Another attraction is to take a 10 min ferry ride to Nokonoshima Island offering more beautiful swimming beaches – from here.
Next to the Yahoo!Japan Dome, stands tall the JAL Resort Sea Hawk Hilton Hotel – our free lookout! The shadow of the Fukuoka Tower reflected on the Hilton.
Not bad of a sunset!
It was time to go for the city night panorama at the JAL Resort Sea Hawk Hilton Hotel. Location: 2-2-3, Jigyohama, Chuo-ku, Fukuoka City
We actually rode one of those tube shaped elevators.
Take the elevator ride with us, if you like!
View of Hakata bay from floor 36 at about 143 meters. Take that Fukuoka Tower!
The seating lounge wasn’t bad at all either.
Then hotel staff came and offered to take more pictures. Japanese hospitality is legendary.
We learned a bit about Hilton’s hotel history at the media lounge. Our free visit to the Hilton was funny in a way, because in 2010 Paris Hilton jetted into Tokyo airport but was refused entry to Japan (due to her past drug affairs) and had to return right back. Here we are, sitting at her family’s hotel in Japan!
We decided to finish the day, playing at Hawks Town, Fukuoka’s family-fun mall, built on reclaimed land. Although aged, it features the Hard Rock Café crowd pleaser (Aaron swears by the steak), a cinema, bowling lanes, virtual baseball training, and a garish gaming centre. Location: Jigyohama 2-chome, Chuo-ku, Fukuoka
Have you ever seen baseball played in a tiny dark room? In Japan, computer-controlled batting cages use video projection to create a life-sized pitcher throwing baseballs. Watch the ultimate training experience.
Japanese gaming parlours are bright, loud and crammed with endless temptations to part with your money. At this specific type of crane vending machine, the winner gets canned tuna.
After a day of Fukuoka trippin’, the sight of edibles at the game centre made us crave for food. Japanese food! There was a choice of Western and Asian restaurants at the mall. We each chose a Japanese set which was only around 1000 yen. Tomek and I went for fish with miso soup and rice. Aaron, the carnivore, went for a mixed meat on vegetables sizzler and consequently hardly touched the veggies.

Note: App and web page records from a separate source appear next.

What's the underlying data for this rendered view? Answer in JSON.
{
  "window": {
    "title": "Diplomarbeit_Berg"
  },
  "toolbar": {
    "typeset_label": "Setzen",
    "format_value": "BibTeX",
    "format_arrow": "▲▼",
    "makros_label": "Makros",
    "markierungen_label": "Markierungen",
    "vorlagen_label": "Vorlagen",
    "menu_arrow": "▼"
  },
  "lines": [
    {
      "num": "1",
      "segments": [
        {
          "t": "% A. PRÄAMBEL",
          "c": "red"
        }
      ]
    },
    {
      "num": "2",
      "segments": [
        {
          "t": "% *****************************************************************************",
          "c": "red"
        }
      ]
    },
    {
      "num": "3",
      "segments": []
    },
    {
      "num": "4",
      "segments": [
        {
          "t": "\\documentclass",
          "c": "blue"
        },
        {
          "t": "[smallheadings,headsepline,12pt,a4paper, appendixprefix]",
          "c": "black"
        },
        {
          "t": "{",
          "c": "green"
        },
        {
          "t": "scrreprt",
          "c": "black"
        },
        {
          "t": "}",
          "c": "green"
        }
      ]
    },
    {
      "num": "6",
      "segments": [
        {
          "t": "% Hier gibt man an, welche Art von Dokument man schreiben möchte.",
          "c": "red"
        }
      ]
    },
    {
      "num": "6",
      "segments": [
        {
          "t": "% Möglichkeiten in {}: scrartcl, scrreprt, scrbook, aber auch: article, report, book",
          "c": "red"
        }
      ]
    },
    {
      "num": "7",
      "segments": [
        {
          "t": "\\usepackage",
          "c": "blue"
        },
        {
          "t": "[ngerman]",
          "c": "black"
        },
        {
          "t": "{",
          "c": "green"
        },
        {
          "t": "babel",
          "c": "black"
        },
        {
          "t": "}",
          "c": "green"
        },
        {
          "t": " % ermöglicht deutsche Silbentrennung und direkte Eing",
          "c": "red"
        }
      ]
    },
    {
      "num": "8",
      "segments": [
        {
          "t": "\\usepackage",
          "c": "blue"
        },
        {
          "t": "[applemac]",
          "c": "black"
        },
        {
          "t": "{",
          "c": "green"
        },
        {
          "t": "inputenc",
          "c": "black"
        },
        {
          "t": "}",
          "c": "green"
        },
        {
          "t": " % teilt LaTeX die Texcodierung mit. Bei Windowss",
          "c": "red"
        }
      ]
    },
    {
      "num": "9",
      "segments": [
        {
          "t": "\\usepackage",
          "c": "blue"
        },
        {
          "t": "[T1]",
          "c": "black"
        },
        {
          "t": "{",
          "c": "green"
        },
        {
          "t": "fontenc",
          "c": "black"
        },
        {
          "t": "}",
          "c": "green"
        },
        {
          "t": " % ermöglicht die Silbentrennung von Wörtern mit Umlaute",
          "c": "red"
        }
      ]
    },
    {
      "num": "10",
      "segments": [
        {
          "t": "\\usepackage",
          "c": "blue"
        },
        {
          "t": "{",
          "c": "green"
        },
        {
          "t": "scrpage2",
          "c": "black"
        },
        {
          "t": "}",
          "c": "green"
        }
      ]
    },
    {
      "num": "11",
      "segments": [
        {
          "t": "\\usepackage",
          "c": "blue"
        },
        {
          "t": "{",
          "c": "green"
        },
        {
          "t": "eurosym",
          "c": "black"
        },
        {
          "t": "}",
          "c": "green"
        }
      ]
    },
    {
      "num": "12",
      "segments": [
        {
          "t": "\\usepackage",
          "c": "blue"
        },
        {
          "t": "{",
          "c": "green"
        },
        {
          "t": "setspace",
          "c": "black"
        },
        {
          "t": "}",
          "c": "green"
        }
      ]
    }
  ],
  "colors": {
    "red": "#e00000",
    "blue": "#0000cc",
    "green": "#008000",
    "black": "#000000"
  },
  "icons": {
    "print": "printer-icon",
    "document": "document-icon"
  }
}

The perfect ending to our day was at British Pub Morris, the sister pub where we first met Aaron, a prelude to a fun night as he didn’t make his last train home, crashing at our place…
Sitting on Morris’ spacious patio, looking over Daimyo district, we were sipping our goodbye drinks. Location: 7 Floor Stage 1 Building, 2-1-4 Daimyo, Chuo-ku, Fukuoka
To life and travel!